## Input data
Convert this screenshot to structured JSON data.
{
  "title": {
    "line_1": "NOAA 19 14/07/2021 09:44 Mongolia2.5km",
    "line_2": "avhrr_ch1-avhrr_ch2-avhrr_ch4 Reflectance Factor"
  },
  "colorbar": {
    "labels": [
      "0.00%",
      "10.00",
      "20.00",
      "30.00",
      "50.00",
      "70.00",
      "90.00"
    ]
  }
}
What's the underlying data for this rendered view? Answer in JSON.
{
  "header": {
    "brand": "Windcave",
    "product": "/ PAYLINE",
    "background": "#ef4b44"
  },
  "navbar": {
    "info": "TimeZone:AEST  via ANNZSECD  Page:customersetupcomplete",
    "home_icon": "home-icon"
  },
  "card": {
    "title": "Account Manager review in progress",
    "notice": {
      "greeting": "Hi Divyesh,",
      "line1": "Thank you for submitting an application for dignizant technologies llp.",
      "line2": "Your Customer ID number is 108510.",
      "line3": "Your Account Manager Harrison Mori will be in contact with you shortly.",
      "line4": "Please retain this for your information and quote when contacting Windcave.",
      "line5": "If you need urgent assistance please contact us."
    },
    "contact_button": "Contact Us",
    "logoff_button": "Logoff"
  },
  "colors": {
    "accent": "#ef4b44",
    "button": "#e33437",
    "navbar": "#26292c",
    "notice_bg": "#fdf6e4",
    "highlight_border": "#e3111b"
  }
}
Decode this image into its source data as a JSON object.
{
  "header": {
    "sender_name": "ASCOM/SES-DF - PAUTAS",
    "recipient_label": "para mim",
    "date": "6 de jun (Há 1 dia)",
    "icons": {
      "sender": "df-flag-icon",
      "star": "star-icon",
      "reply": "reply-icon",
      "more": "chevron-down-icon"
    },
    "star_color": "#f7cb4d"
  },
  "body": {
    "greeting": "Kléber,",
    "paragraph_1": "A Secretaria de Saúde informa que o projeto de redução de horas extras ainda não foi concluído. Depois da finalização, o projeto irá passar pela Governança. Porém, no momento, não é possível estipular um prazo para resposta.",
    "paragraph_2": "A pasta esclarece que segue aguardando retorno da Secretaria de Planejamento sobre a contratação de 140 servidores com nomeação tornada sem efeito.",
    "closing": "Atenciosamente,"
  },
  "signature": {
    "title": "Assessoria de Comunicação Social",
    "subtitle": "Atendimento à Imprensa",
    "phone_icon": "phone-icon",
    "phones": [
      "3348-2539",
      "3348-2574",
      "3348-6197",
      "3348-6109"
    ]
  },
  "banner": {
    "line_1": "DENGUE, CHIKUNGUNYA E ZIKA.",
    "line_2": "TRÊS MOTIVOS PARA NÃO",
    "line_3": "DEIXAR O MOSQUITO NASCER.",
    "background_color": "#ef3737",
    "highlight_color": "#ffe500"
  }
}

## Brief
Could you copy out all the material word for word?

## Your solution
Convert this screenshot to structured JSON data.
{
  "title": {
    "line_1": "NOAA 19 14/07/2021 09:44 Mongolia2.5km",
    "line_2": "avhrr_ch1-avhrr_ch2-avhrr_ch4 Reflectance Factor"
  },
  "colorbar": {
    "labels": [
      "0.00%",
      "10.00",
      "20.00",
      "30.00",
      "50.00",
      "70.00",
      "90.00"
    ]
  }
}
What's the underlying data for this rendered view? Answer in JSON.
{
  "header": {
    "brand": "Windcave",
    "product": "/ PAYLINE",
    "background": "#ef4b44"
  },
  "navbar": {
    "info": "TimeZone:AEST  via ANNZSECD  Page:customersetupcomplete",
    "home_icon": "home-icon"
  },
  "card": {
    "title": "Account Manager review in progress",
    "notice": {
      "greeting": "Hi Divyesh,",
      "line1": "Thank you for submitting an application for dignizant technologies llp.",
      "line2": "Your Customer ID number is 108510.",
      "line3": "Your Account Manager Harrison Mori will be in contact with you shortly.",
      "line4": "Please retain this for your information and quote when contacting Windcave.",
      "line5": "If you need urgent assistance please contact us."
    },
    "contact_button": "Contact Us",
    "logoff_button": "Logoff"
  },
  "colors": {
    "accent": "#ef4b44",
    "button": "#e33437",
    "navbar": "#26292c",
    "notice_bg": "#fdf6e4",
    "highlight_border": "#e3111b"
  }
}
Decode this image into its source data as a JSON object.
{
  "header": {
    "sender_name": "ASCOM/SES-DF - PAUTAS",
    "recipient_label": "para mim",
    "date": "6 de jun (Há 1 dia)",
    "icons": {
      "sender": "df-flag-icon",
      "star": "star-icon",
      "reply": "reply-icon",
      "more": "chevron-down-icon"
    },
    "star_color": "#f7cb4d"
  },
  "body": {
    "greeting": "Kléber,",
    "paragraph_1": "A Secretaria de Saúde informa que o projeto de redução de horas extras ainda não foi concluído. Depois da finalização, o projeto irá passar pela Governança. Porém, no momento, não é possível estipular um prazo para resposta.",
    "paragraph_2": "A pasta esclarece que segue aguardando retorno da Secretaria de Planejamento sobre a contratação de 140 servidores com nomeação tornada sem efeito.",
    "closing": "Atenciosamente,"
  },
  "signature": {
    "title": "Assessoria de Comunicação Social",
    "subtitle": "Atendimento à Imprensa",
    "phone_icon": "phone-icon",
    "phones": [
      "3348-2539",
      "3348-2574",
      "3348-6197",
      "3348-6109"
    ]
  },
  "banner": {
    "line_1": "DENGUE, CHIKUNGUNYA E ZIKA.",
    "line_2": "TRÊS MOTIVOS PARA NÃO",
    "line_3": "DEIXAR O MOSQUITO NASCER.",
    "background_color": "#ef3737",
    "highlight_color": "#ffe500"
  }
}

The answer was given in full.